> [To do]:
Please return each of the entries that follow, unchanged in every word.

START Supplied records

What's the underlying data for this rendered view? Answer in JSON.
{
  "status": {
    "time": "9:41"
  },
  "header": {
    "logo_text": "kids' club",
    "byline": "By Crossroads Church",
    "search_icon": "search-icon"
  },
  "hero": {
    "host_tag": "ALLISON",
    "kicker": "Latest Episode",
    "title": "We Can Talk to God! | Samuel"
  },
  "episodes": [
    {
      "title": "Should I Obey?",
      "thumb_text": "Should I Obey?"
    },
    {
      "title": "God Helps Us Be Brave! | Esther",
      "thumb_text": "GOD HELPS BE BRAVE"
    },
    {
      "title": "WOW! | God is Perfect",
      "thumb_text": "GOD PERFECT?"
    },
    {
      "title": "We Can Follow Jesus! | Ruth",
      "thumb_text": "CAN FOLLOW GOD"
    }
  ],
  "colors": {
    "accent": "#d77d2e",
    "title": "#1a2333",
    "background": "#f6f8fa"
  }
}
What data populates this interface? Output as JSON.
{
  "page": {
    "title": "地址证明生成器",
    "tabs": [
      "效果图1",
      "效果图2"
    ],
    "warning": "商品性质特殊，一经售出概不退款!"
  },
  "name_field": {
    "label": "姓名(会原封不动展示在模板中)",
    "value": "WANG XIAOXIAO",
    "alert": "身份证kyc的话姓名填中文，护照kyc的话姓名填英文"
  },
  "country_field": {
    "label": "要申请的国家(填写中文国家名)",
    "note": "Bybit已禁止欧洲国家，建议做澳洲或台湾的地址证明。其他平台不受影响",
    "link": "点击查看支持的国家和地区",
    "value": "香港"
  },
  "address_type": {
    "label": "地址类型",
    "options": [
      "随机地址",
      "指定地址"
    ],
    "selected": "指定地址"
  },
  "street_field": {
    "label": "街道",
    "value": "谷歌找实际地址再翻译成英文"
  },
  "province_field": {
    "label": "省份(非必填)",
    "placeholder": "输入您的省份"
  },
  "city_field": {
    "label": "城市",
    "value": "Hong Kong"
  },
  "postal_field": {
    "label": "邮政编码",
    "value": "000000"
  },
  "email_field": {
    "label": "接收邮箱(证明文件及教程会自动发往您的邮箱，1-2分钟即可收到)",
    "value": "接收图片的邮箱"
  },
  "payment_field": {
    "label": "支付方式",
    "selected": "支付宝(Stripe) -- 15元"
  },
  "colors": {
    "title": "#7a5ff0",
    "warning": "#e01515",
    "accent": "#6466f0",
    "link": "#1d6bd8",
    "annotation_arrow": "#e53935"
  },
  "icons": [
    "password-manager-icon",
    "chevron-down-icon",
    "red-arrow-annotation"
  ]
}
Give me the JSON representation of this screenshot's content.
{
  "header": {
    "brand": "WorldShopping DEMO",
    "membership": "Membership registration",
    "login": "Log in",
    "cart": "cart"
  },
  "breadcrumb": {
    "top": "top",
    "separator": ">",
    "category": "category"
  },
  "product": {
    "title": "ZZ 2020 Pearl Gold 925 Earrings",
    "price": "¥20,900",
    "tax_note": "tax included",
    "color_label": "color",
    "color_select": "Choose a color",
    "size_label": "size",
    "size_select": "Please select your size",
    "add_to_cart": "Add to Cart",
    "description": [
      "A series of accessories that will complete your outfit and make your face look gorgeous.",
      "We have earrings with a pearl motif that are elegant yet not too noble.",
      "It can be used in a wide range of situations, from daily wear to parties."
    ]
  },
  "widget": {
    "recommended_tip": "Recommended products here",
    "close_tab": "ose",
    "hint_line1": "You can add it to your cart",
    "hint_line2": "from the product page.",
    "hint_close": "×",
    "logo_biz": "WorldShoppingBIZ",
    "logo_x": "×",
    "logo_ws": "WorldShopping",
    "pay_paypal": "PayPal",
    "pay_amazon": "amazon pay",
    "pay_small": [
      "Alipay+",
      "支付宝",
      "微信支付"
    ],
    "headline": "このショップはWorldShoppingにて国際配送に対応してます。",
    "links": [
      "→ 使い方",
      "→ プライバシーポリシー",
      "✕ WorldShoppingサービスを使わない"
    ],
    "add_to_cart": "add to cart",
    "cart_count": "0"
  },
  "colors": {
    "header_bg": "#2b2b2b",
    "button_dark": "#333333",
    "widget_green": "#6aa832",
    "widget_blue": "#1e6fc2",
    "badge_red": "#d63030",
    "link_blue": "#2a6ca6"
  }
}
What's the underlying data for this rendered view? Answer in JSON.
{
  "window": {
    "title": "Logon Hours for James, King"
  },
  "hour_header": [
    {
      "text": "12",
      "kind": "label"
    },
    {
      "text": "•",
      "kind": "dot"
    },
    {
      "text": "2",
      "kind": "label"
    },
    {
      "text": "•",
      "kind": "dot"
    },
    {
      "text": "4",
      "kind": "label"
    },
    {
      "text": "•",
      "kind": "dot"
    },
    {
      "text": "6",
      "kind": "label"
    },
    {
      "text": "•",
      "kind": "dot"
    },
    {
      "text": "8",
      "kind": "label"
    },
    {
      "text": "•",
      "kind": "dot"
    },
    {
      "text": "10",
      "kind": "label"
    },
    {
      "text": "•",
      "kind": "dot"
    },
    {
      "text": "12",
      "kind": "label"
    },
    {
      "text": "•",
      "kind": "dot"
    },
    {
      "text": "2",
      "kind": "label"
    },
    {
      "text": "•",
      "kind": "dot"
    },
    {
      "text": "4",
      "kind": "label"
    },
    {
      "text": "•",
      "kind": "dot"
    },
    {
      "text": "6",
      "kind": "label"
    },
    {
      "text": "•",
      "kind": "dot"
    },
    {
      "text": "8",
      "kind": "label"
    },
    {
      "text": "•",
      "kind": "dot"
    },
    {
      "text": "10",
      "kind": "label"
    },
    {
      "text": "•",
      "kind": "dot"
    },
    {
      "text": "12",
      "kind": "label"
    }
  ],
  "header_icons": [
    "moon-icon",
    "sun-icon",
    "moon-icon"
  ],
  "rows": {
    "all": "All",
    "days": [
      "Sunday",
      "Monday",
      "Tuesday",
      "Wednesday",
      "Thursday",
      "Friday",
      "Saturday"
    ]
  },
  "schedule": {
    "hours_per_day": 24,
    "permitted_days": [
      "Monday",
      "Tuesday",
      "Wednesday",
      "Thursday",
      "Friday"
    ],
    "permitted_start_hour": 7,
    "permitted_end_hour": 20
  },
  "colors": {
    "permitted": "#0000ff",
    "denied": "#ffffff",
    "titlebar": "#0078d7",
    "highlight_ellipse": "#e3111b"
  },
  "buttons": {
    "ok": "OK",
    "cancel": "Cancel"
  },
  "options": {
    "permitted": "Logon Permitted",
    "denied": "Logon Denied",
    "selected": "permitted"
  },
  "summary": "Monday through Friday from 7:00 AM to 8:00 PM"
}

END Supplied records

> [Answer section]:
What's the underlying data for this rendered view? Answer in JSON.
{
  "status": {
    "time": "9:41"
  },
  "header": {
    "logo_text": "kids' club",
    "byline": "By Crossroads Church",
    "search_icon": "search-icon"
  },
  "hero": {
    "host_tag": "ALLISON",
    "kicker": "Latest Episode",
    "title": "We Can Talk to God! | Samuel"
  },
  "episodes": [
    {
      "title": "Should I Obey?",
      "thumb_text": "Should I Obey?"
    },
    {
      "title": "God Helps Us Be Brave! | Esther",
      "thumb_text": "GOD HELPS BE BRAVE"
    },
    {
      "title": "WOW! | God is Perfect",
      "thumb_text": "GOD PERFECT?"
    },
    {
      "title": "We Can Follow Jesus! | Ruth",
      "thumb_text": "CAN FOLLOW GOD"
    }
  ],
  "colors": {
    "accent": "#d77d2e",
    "title": "#1a2333",
    "background": "#f6f8fa"
  }
}
What data populates this interface? Output as JSON.
{
  "page": {
    "title": "地址证明生成器",
    "tabs": [
      "效果图1",
      "效果图2"
    ],
    "warning": "商品性质特殊，一经售出概不退款!"
  },
  "name_field": {
    "label": "姓名(会原封不动展示在模板中)",
    "value": "WANG XIAOXIAO",
    "alert": "身份证kyc的话姓名填中文，护照kyc的话姓名填英文"
  },
  "country_field": {
    "label": "要申请的国家(填写中文国家名)",
    "note": "Bybit已禁止欧洲国家，建议做澳洲或台湾的地址证明。其他平台不受影响",
    "link": "点击查看支持的国家和地区",
    "value": "香港"
  },
  "address_type": {
    "label": "地址类型",
    "options": [
      "随机地址",
      "指定地址"
    ],
    "selected": "指定地址"
  },
  "street_field": {
    "label": "街道",
    "value": "谷歌找实际地址再翻译成英文"
  },
  "province_field": {
    "label": "省份(非必填)",
    "placeholder": "输入您的省份"
  },
  "city_field": {
    "label": "城市",
    "value": "Hong Kong"
  },
  "postal_field": {
    "label": "邮政编码",
    "value": "000000"
  },
  "email_field": {
    "label": "接收邮箱(证明文件及教程会自动发往您的邮箱，1-2分钟即可收到)",
    "value": "接收图片的邮箱"
  },
  "payment_field": {
    "label": "支付方式",
    "selected": "支付宝(Stripe) -- 15元"
  },
  "colors": {
    "title": "#7a5ff0",
    "warning": "#e01515",
    "accent": "#6466f0",
    "link": "#1d6bd8",
    "annotation_arrow": "#e53935"
  },
  "icons": [
    "password-manager-icon",
    "chevron-down-icon",
    "red-arrow-annotation"
  ]
}
Give me the JSON representation of this screenshot's content.
{
  "header": {
    "brand": "WorldShopping DEMO",
    "membership": "Membership registration",
    "login": "Log in",
    "cart": "cart"
  },
  "breadcrumb": {
    "top": "top",
    "separator": ">",
    "category": "category"
  },
  "product": {
    "title": "ZZ 2020 Pearl Gold 925 Earrings",
    "price": "¥20,900",
    "tax_note": "tax included",
    "color_label": "color",
    "color_select": "Choose a color",
    "size_label": "size",
    "size_select": "Please select your size",
    "add_to_cart": "Add to Cart",
    "description": [
      "A series of accessories that will complete your outfit and make your face look gorgeous.",
      "We have earrings with a pearl motif that are elegant yet not too noble.",
      "It can be used in a wide range of situations, from daily wear to parties."
    ]
  },
  "widget": {
    "recommended_tip": "Recommended products here",
    "close_tab": "ose",
    "hint_line1": "You can add it to your cart",
    "hint_line2": "from the product page.",
    "hint_close": "×",
    "logo_biz": "WorldShoppingBIZ",
    "logo_x": "×",
    "logo_ws": "WorldShopping",
    "pay_paypal": "PayPal",
    "pay_amazon": "amazon pay",
    "pay_small": [
      "Alipay+",
      "支付宝",
      "微信支付"
    ],
    "headline": "このショップはWorldShoppingにて国際配送に対応してます。",
    "links": [
      "→ 使い方",
      "→ プライバシーポリシー",
      "✕ WorldShoppingサービスを使わない"
    ],
    "add_to_cart": "add to cart",
    "cart_count": "0"
  },
  "colors": {
    "header_bg": "#2b2b2b",
    "button_dark": "#333333",
    "widget_green": "#6aa832",
    "widget_blue": "#1e6fc2",
    "badge_red": "#d63030",
    "link_blue": "#2a6ca6"
  }
}
What's the underlying data for this rendered view? Answer in JSON.
{
  "window": {
    "title": "Logon Hours for James, King"
  },
  "hour_header": [
    {
      "text": "12",
      "kind": "label"
    },
    {
      "text": "•",
      "kind": "dot"
    },
    {
      "text": "2",
      "kind": "label"
    },
    {
      "text": "•",
      "kind": "dot"
    },
    {
      "text": "4",
      "kind": "label"
    },
    {
      "text": "•",
      "kind": "dot"
    },
    {
      "text": "6",
      "kind": "label"
    },
    {
      "text": "•",
      "kind": "dot"
    },
    {
      "text": "8",
      "kind": "label"
    },
    {
      "text": "•",
      "kind": "dot"
    },
    {
      "text": "10",
      "kind": "label"
    },
    {
      "text": "•",
      "kind": "dot"
    },
    {
      "text": "12",
      "kind": "label"
    },
    {
      "text": "•",
      "kind": "dot"
    },
    {
      "text": "2",
      "kind": "label"
    },
    {
      "text": "•",
      "kind": "dot"
    },
    {
      "text": "4",
      "kind": "label"
    },
    {
      "text": "•",
      "kind": "dot"
    },
    {
      "text": "6",
      "kind": "label"
    },
    {
      "text": "•",
      "kind": "dot"
    },
    {
      "text": "8",
      "kind": "label"
    },
    {
      "text": "•",
      "kind": "dot"
    },
    {
      "text": "10",
      "kind": "label"
    },
    {
      "text": "•",
      "kind": "dot"
    },
    {
      "text": "12",
      "kind": "label"
    }
  ],
  "header_icons": [
    "moon-icon",
    "sun-icon",
    "moon-icon"
  ],
  "rows": {
    "all": "All",
    "days": [
      "Sunday",
      "Monday",
      "Tuesday",
      "Wednesday",
      "Thursday",
      "Friday",
      "Saturday"
    ]
  },
  "schedule": {
    "hours_per_day": 24,
    "permitted_days": [
      "Monday",
      "Tuesday",
      "Wednesday",
      "Thursday",
      "Friday"
    ],
    "permitted_start_hour": 7,
    "permitted_end_hour": 20
  },
  "colors": {
    "permitted": "#0000ff",
    "denied": "#ffffff",
    "titlebar": "#0078d7",
    "highlight_ellipse": "#e3111b"
  },
  "buttons": {
    "ok": "OK",
    "cancel": "Cancel"
  },
  "options": {
    "permitted": "Logon Permitted",
    "denied": "Logon Denied",
    "selected": "permitted"
  },
  "summary": "Monday through Friday from 7:00 AM to 8:00 PM"
}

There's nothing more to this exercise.